(Website and app data records)
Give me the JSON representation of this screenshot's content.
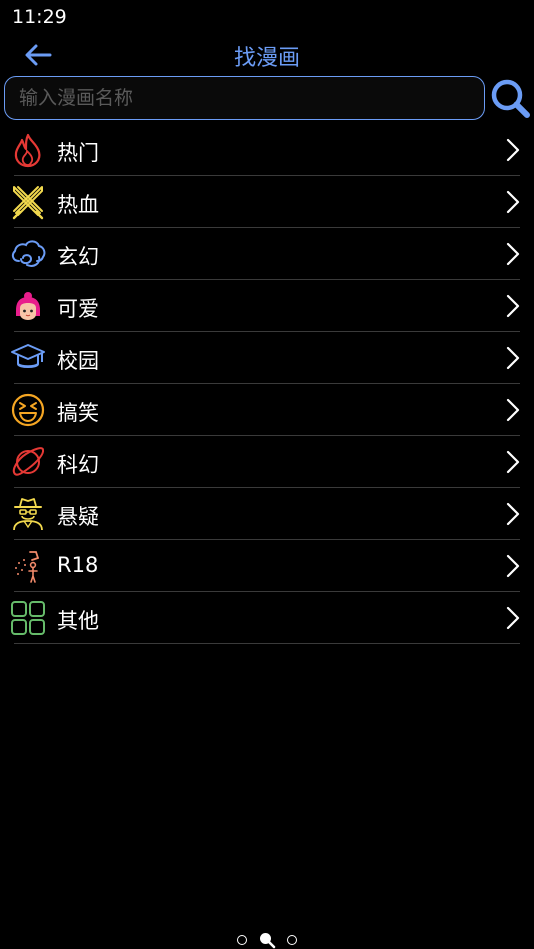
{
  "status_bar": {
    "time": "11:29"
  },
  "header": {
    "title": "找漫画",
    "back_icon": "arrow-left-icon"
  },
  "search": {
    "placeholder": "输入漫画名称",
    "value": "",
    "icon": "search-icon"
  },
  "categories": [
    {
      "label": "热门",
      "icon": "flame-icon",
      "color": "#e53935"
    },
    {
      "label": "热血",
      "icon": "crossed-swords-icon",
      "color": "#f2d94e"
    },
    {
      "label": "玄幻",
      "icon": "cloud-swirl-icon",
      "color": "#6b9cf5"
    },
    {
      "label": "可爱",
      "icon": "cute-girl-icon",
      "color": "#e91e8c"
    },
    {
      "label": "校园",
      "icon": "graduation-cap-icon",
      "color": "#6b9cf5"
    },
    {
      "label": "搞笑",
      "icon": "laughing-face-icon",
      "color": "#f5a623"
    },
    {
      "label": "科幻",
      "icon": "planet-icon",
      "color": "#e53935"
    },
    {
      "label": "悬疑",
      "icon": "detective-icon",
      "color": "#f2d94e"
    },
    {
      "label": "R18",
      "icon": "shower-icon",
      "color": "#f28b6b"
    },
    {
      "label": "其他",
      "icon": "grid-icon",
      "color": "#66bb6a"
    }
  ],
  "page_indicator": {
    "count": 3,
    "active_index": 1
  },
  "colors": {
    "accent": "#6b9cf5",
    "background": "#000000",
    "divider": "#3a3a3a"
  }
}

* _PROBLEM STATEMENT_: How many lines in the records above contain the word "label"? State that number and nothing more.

* _OUTPUT_: 10